→ Exercise goal
Your reply should be only the number of lines in the records that contain the word "glyph".

→ Dataset records
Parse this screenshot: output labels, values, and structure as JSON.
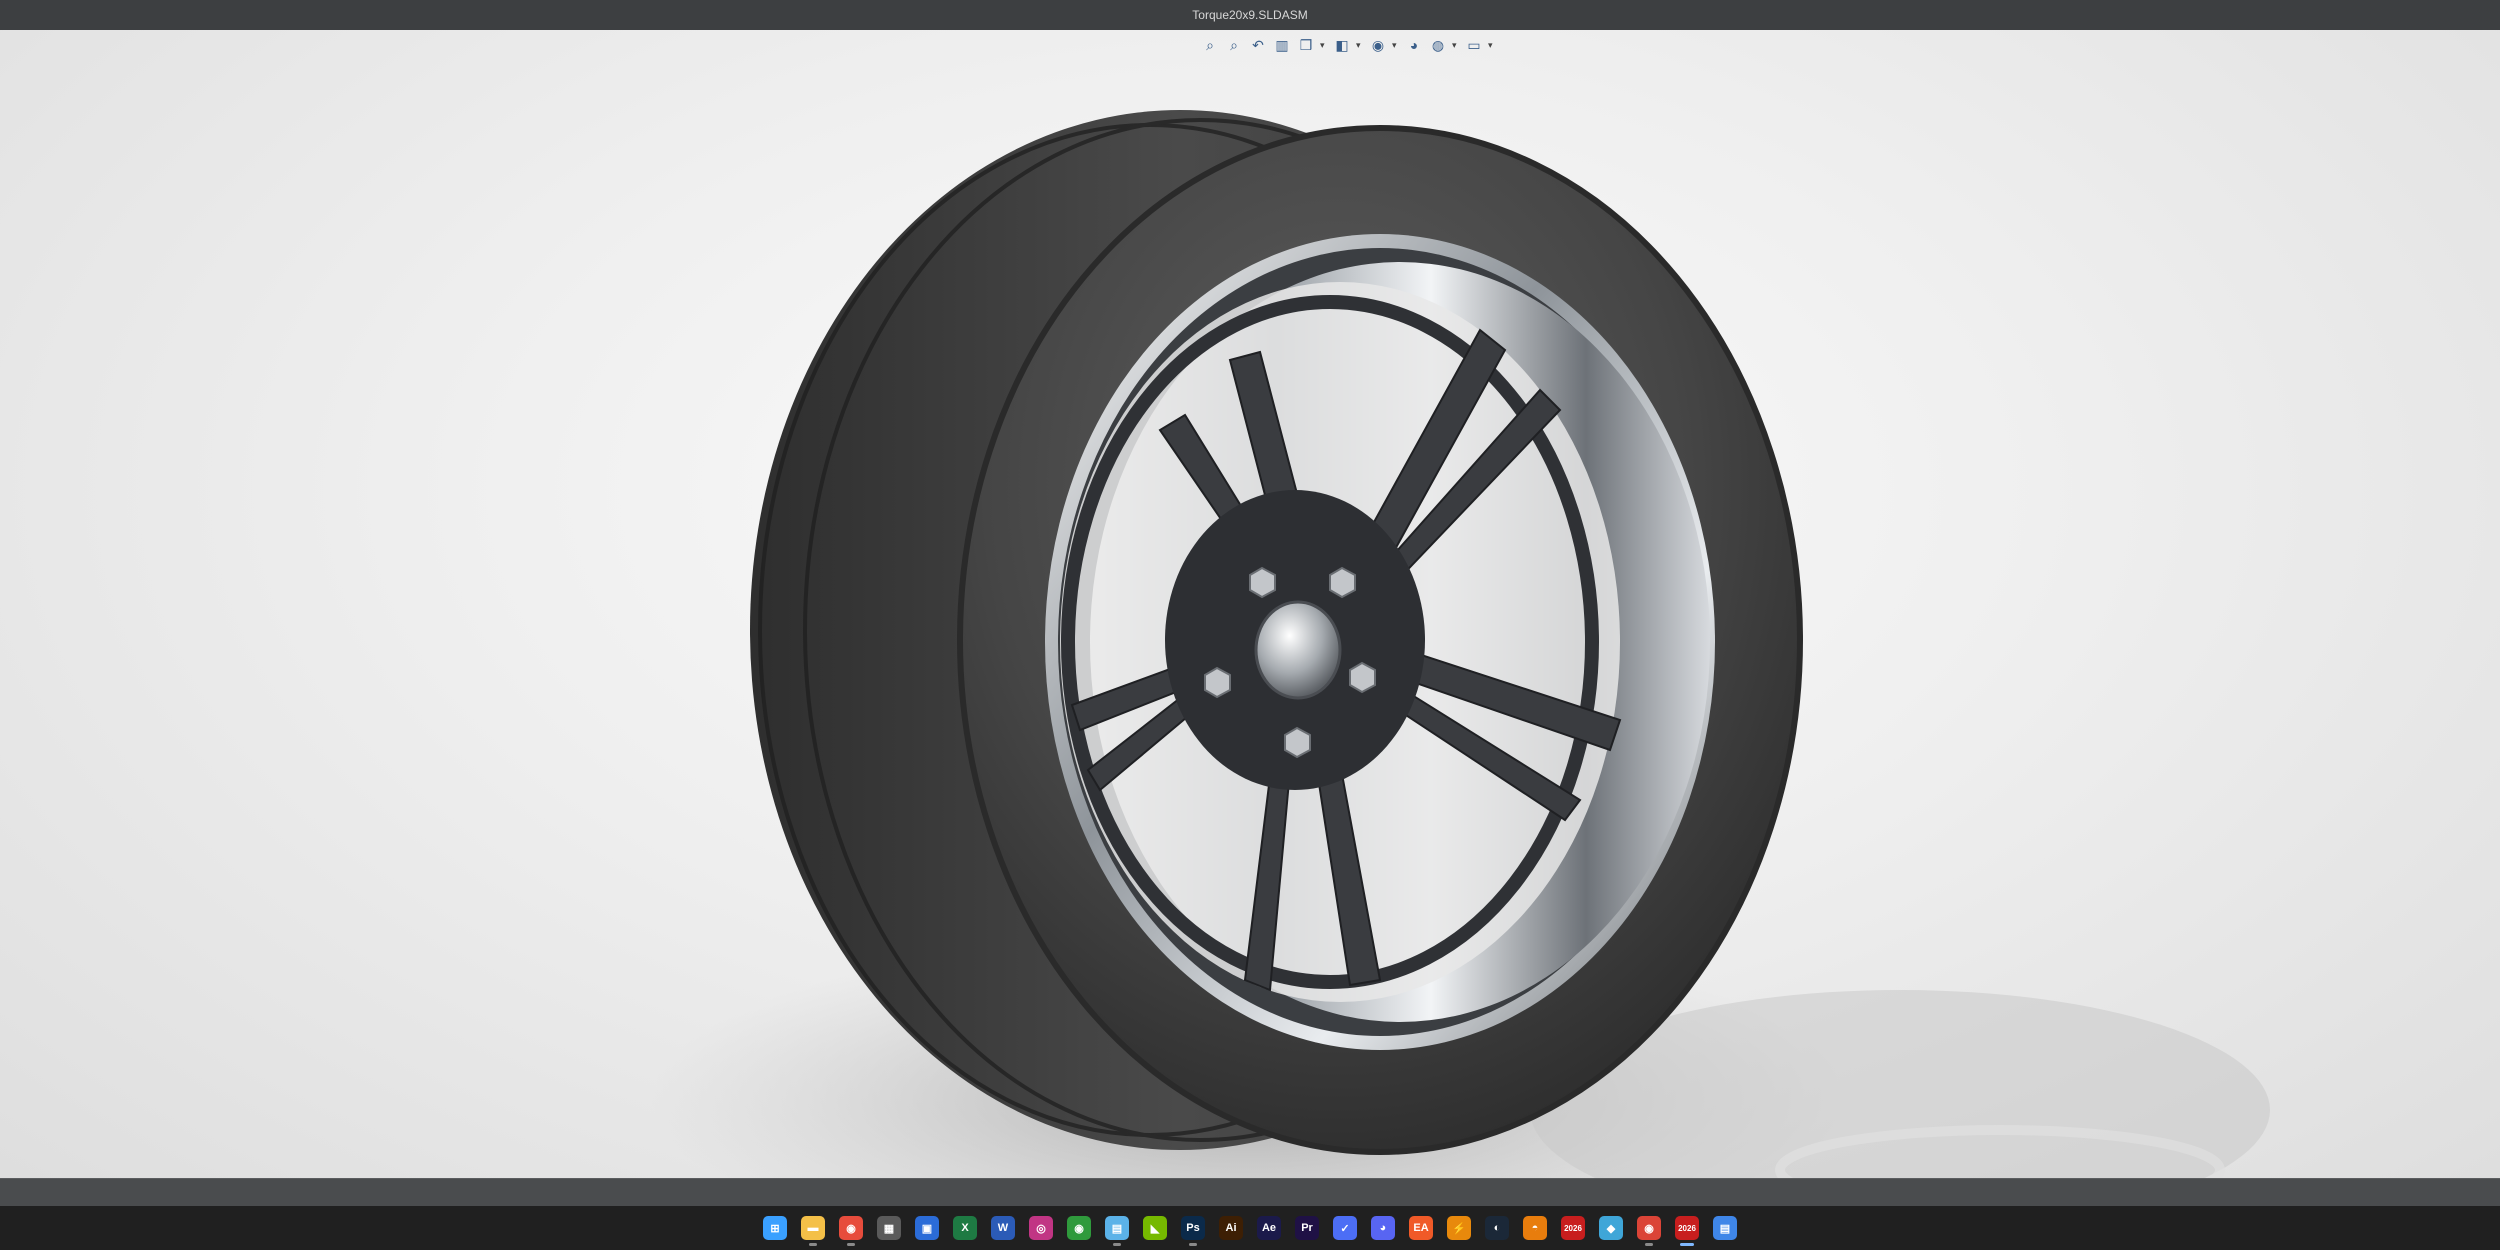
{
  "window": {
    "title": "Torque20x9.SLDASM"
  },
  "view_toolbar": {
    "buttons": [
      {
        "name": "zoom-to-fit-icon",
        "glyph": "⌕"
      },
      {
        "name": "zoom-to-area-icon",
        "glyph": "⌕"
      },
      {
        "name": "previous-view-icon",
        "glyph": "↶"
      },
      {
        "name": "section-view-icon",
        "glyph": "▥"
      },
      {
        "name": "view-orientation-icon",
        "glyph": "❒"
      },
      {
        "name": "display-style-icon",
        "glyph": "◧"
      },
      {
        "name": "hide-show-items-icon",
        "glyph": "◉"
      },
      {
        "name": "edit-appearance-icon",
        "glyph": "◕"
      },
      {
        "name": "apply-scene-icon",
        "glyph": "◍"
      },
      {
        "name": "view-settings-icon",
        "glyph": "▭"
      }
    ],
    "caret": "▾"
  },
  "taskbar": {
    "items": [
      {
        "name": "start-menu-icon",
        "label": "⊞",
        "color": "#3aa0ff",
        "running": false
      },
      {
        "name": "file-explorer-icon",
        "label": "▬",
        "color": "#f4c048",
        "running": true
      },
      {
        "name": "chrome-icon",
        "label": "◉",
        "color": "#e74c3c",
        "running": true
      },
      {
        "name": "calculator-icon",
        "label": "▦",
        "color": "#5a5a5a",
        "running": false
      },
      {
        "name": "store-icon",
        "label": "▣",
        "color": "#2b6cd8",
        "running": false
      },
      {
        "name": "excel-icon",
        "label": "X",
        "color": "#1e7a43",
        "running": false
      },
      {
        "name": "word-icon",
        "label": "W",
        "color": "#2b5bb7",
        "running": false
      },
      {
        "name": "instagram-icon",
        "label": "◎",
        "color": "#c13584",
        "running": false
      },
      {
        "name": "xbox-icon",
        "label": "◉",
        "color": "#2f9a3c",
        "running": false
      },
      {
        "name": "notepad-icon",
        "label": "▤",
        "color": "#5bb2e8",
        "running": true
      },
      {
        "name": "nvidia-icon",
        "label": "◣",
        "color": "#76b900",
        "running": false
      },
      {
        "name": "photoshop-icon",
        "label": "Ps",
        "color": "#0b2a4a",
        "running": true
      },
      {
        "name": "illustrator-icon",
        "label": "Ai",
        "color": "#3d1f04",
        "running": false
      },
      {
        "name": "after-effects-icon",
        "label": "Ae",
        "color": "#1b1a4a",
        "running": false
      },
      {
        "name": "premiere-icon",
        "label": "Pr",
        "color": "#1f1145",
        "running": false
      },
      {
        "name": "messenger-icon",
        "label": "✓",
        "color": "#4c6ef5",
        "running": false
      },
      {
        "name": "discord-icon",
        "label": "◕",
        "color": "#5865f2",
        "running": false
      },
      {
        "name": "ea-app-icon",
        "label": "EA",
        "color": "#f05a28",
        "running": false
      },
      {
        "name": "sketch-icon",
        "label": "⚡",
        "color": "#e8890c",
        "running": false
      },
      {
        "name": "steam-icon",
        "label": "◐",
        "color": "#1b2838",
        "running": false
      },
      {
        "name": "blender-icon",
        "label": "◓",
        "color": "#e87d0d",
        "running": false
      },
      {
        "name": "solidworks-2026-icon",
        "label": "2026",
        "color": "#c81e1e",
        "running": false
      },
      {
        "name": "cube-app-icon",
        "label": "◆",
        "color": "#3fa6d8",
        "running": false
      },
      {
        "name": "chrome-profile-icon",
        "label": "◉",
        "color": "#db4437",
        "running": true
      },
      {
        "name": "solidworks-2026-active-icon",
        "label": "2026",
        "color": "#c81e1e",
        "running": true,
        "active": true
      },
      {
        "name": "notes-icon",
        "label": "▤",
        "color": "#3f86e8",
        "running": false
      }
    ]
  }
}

→ Response for this exercise
10